Problem details: State the number of lines in the records beneath that hold the word "subtitle", and add nothing.

[Saved entries]

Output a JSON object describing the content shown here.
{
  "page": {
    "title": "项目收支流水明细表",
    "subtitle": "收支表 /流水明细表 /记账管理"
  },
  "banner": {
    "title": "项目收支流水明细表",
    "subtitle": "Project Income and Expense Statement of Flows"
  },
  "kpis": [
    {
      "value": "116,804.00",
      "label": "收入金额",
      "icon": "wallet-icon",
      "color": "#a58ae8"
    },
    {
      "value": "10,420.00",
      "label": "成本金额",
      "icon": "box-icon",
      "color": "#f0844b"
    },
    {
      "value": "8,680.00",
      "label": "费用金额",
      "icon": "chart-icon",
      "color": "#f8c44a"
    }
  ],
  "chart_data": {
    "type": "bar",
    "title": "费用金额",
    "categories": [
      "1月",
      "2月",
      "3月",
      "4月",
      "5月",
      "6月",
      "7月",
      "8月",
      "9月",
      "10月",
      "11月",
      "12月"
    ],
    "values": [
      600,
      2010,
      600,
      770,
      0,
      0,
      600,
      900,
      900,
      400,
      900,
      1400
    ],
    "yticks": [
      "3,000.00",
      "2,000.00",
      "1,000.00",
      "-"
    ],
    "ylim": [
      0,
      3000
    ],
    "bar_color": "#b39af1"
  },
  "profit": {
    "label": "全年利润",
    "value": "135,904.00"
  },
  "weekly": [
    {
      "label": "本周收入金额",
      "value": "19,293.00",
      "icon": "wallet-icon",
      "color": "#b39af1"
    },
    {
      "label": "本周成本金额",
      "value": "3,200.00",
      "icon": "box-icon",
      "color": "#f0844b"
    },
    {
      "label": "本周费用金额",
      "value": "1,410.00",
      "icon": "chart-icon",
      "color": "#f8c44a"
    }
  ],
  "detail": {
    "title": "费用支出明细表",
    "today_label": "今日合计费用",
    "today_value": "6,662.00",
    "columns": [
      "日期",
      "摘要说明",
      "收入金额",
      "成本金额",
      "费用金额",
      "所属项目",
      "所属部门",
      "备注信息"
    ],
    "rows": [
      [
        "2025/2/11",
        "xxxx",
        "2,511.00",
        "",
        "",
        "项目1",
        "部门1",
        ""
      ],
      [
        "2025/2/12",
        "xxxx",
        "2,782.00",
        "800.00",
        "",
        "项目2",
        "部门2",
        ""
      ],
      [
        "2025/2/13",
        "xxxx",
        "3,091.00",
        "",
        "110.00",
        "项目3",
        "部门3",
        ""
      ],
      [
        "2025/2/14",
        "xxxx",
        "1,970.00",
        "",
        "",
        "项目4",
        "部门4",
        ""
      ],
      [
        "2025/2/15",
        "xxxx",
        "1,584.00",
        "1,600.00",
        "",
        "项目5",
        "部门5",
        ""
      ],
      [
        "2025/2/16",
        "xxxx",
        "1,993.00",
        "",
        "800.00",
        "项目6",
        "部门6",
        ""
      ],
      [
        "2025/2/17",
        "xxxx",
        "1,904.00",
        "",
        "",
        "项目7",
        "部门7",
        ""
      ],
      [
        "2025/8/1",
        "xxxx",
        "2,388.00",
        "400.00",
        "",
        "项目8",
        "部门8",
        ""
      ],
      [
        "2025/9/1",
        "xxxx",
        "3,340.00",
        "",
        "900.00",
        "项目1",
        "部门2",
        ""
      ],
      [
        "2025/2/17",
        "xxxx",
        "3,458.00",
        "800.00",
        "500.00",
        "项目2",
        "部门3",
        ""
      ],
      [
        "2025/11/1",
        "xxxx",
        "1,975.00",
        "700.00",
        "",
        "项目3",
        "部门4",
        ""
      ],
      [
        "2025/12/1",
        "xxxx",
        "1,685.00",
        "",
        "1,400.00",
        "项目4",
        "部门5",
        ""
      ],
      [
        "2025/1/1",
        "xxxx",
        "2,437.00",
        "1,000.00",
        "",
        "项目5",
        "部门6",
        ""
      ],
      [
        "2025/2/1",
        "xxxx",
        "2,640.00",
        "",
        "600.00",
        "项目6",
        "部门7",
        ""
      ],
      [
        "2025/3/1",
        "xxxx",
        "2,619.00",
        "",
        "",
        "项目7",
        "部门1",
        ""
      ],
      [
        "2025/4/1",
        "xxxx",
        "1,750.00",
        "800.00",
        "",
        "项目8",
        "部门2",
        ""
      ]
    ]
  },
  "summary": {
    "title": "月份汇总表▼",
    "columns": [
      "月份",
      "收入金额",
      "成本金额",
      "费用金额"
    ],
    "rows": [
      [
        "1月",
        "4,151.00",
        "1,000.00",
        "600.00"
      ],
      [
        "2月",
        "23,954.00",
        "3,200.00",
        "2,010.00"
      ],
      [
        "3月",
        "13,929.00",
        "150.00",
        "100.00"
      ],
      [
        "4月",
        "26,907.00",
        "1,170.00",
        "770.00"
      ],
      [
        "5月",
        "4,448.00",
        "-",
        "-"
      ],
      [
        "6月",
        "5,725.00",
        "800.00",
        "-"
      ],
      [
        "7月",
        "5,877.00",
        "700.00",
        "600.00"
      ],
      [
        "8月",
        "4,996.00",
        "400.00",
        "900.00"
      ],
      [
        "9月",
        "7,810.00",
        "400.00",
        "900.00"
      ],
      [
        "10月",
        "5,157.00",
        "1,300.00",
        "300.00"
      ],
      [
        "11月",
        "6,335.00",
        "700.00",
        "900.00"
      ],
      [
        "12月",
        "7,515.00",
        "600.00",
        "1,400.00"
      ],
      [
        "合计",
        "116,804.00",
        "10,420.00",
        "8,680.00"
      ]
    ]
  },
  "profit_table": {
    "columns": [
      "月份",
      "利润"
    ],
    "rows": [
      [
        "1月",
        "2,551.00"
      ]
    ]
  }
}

Worked solution: 2